» **Task item**:
Show each line from the listing that includes the word "Change".

» **Entries shown**:
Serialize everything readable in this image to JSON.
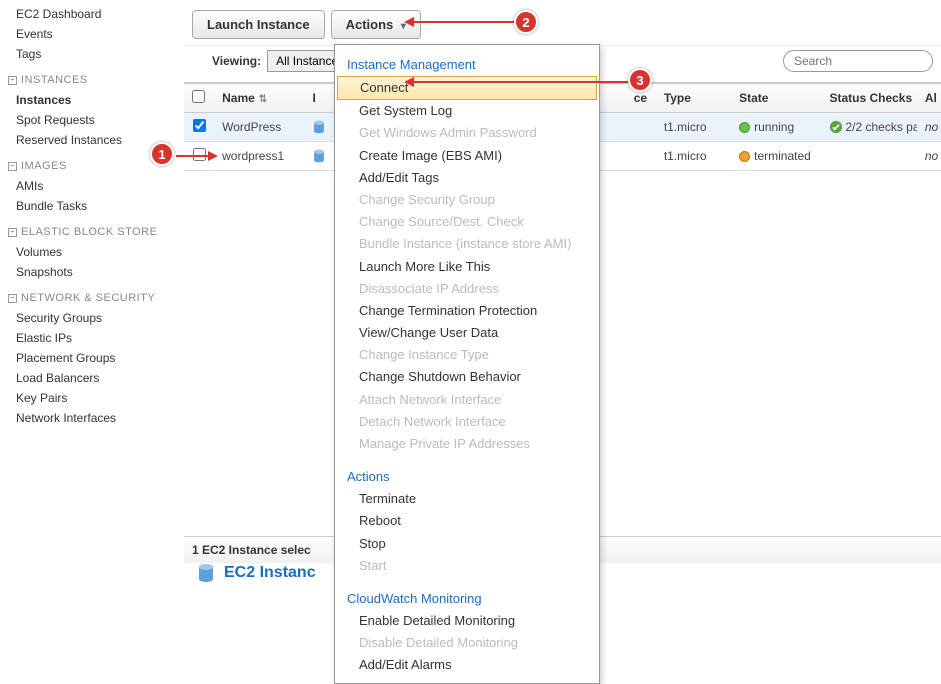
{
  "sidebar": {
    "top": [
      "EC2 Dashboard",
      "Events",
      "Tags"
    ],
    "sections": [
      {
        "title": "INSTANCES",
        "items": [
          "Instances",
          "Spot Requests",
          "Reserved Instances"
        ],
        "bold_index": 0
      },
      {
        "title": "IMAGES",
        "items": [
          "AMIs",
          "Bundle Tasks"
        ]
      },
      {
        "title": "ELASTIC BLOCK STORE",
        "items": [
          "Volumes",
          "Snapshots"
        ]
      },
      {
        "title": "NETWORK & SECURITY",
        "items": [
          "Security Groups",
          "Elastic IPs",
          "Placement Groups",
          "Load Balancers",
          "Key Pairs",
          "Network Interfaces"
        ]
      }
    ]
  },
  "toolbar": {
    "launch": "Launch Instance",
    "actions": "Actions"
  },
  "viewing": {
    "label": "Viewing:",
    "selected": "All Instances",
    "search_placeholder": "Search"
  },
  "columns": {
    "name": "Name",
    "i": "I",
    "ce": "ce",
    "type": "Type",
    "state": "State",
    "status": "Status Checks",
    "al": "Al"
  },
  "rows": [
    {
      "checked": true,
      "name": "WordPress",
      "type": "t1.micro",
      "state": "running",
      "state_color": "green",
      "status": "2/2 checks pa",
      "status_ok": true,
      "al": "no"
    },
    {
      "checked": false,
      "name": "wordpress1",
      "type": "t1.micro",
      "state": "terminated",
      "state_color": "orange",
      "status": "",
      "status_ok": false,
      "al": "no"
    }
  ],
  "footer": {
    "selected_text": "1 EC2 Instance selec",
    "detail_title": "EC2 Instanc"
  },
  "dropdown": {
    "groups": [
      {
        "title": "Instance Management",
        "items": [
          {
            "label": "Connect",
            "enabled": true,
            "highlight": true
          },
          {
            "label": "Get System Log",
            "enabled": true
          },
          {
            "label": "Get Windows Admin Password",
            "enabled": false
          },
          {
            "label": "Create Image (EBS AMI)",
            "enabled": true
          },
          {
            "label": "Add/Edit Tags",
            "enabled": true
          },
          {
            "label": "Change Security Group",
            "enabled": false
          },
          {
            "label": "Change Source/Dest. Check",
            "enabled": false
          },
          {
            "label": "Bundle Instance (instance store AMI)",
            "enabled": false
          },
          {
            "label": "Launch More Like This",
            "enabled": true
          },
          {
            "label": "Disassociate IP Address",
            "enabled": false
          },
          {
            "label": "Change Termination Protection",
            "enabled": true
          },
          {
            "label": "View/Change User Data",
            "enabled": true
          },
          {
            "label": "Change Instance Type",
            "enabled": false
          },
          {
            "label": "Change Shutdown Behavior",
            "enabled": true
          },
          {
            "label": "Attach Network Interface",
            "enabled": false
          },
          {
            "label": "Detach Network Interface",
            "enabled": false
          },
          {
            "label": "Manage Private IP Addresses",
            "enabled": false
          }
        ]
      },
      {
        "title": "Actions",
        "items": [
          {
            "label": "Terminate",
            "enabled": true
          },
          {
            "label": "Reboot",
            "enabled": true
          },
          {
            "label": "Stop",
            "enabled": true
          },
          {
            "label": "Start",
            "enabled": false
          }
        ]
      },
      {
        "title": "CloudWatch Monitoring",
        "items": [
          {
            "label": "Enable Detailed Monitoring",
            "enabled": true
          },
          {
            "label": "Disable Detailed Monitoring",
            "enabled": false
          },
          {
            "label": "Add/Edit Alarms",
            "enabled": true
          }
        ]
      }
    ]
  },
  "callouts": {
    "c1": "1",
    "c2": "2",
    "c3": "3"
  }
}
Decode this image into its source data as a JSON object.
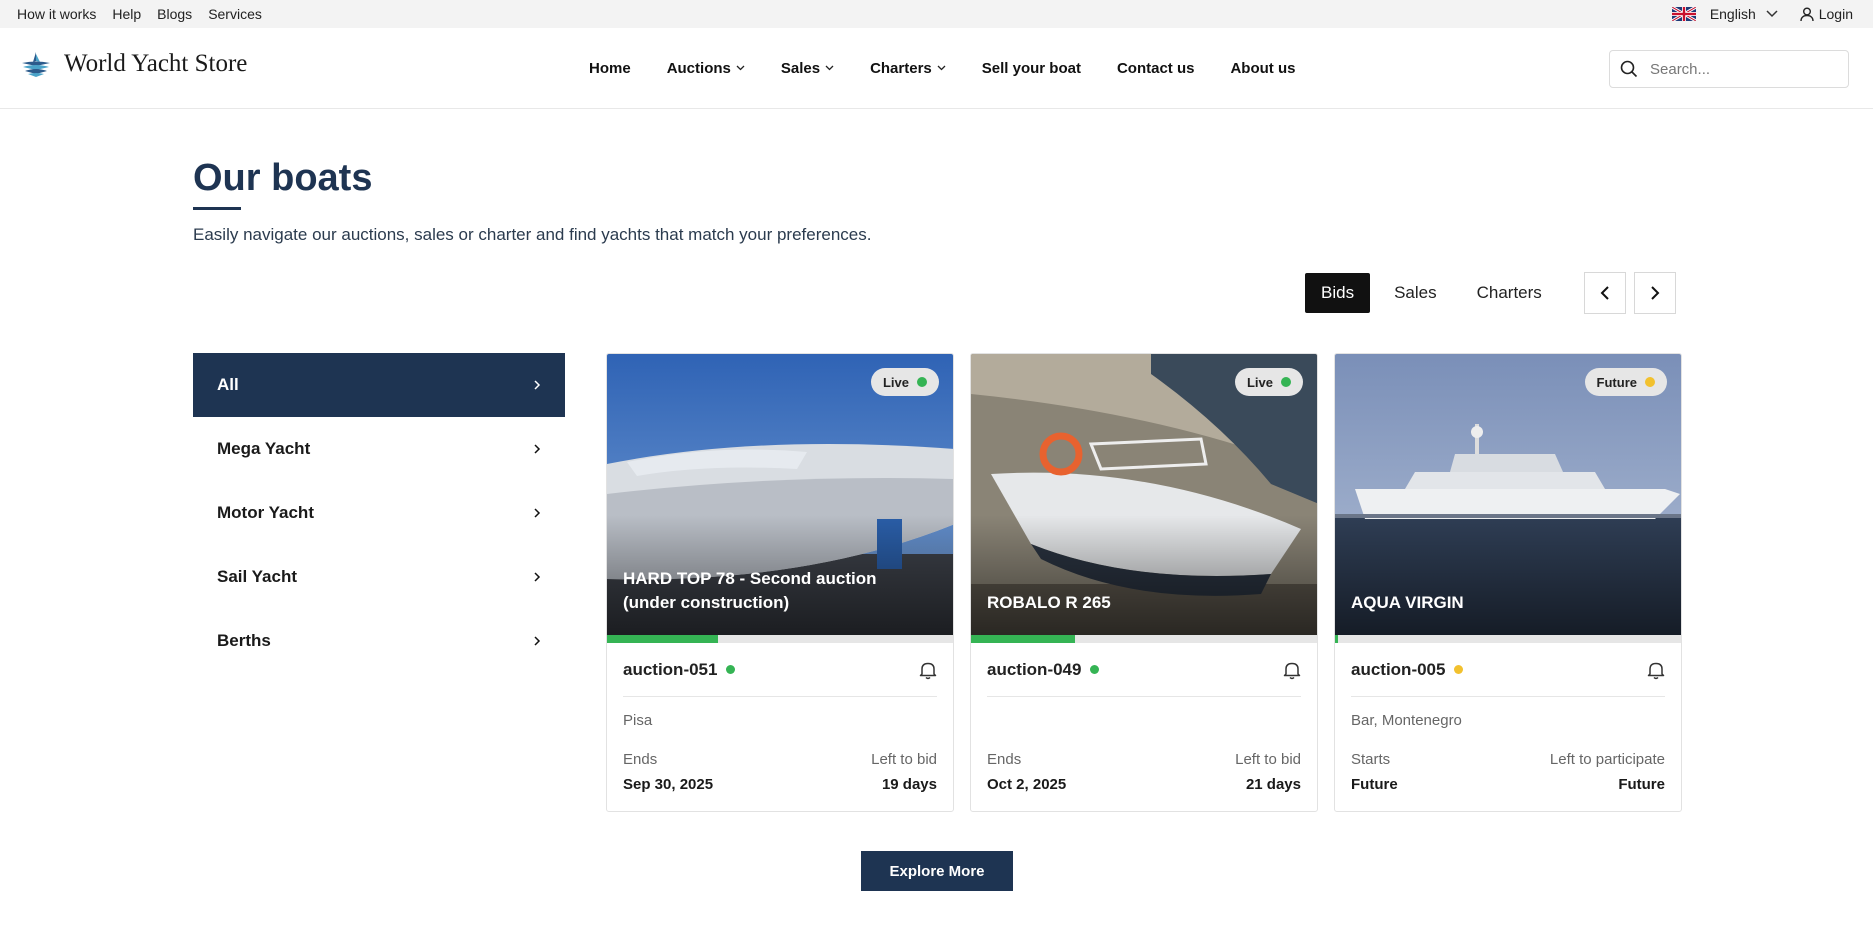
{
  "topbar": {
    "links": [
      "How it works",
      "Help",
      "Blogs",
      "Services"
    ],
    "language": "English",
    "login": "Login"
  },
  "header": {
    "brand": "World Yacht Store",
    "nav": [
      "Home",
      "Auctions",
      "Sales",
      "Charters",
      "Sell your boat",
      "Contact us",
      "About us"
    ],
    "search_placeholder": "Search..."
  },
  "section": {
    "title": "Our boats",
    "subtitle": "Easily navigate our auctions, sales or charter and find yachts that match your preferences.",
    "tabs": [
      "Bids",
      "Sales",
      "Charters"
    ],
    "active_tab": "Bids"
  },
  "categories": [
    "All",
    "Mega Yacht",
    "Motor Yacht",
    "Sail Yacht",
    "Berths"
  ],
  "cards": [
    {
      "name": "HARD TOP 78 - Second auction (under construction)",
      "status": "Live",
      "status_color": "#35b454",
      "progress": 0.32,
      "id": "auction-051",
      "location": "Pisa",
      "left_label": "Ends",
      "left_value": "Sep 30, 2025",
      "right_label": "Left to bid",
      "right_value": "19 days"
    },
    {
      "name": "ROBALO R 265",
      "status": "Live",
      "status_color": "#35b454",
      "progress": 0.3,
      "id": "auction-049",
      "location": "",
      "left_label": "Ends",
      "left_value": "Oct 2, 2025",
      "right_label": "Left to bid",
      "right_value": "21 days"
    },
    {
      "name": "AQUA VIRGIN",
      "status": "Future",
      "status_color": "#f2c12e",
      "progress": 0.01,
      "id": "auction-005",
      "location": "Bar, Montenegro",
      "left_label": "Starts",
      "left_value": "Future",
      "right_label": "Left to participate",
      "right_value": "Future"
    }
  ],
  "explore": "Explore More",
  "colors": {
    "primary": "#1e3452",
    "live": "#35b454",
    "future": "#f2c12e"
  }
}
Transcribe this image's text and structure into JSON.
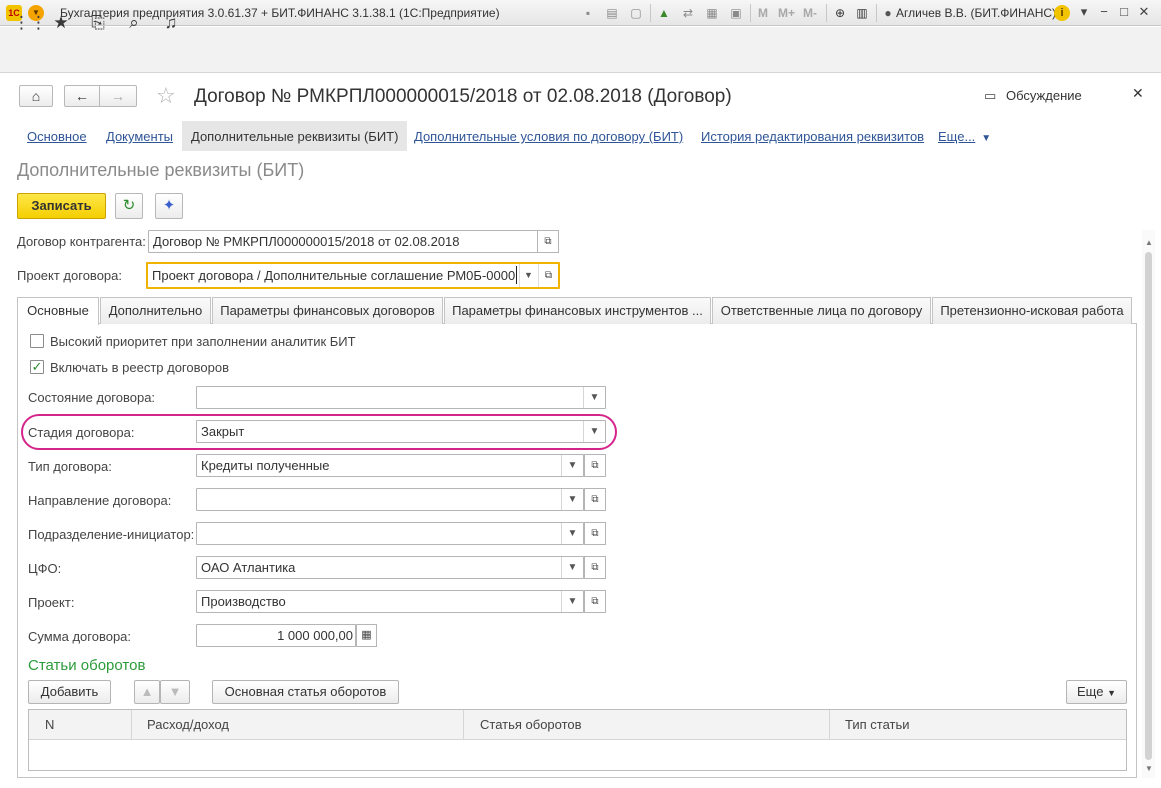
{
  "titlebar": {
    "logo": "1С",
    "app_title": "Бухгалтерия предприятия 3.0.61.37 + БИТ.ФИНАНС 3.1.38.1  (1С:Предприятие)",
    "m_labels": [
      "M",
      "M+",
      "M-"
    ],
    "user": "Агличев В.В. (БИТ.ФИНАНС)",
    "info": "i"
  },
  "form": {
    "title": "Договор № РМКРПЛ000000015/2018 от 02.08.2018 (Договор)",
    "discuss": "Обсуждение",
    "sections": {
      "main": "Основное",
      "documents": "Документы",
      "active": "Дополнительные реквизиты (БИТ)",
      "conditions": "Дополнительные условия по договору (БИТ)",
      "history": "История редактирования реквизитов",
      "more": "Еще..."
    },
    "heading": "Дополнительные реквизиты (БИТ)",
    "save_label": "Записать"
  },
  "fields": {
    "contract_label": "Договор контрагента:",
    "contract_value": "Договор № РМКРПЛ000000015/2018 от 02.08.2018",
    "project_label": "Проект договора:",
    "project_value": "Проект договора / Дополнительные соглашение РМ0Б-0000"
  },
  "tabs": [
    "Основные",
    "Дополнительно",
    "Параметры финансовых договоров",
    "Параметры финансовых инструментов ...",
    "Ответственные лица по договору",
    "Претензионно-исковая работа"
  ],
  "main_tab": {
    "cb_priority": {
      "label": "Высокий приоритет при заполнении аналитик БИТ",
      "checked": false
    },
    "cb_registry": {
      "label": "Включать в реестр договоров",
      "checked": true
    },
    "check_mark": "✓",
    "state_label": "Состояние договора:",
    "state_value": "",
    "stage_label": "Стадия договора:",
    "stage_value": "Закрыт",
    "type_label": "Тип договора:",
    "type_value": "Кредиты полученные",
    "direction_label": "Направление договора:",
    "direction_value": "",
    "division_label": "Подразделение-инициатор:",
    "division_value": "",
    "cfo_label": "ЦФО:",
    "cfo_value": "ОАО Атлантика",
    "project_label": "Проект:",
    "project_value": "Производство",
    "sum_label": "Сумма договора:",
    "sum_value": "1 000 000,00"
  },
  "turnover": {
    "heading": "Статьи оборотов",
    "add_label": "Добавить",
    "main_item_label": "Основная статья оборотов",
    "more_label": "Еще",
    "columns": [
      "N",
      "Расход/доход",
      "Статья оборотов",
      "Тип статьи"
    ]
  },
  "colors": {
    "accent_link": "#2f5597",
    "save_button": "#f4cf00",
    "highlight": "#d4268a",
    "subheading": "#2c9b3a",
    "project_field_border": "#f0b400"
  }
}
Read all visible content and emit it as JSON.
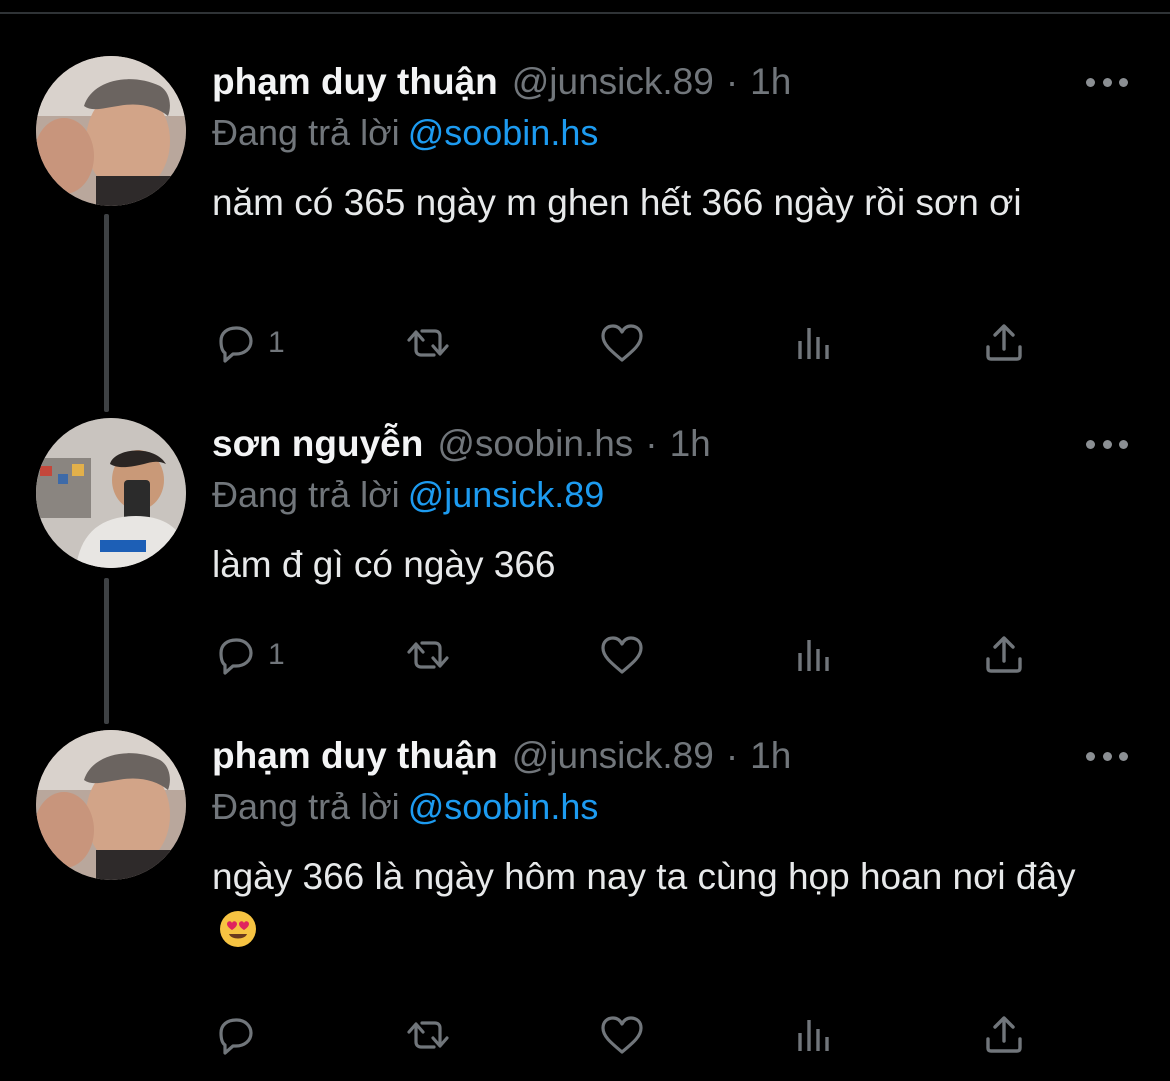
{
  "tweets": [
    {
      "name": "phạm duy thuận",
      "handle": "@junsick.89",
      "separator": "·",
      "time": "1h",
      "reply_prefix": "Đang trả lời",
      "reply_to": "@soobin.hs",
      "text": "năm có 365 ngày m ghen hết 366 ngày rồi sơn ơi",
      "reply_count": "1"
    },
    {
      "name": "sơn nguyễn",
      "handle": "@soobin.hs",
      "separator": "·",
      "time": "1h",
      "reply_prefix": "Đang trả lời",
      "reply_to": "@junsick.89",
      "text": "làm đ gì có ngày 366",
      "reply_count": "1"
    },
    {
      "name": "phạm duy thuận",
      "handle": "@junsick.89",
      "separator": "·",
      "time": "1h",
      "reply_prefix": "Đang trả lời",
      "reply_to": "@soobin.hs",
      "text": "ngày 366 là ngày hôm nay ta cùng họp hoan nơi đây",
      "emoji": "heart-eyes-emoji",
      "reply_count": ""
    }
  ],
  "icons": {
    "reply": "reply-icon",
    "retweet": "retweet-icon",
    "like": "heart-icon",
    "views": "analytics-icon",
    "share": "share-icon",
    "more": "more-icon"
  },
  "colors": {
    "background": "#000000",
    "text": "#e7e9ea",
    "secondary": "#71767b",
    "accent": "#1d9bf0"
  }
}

» **Reply**:
            "label": "Change Security Group",
            "label": "Change Source/Dest. Check",
            "label": "Change Termination Protection",
            "label": "View/Change User Data",
            "label": "Change Instance Type",
            "label": "Change Shutdown Behavior",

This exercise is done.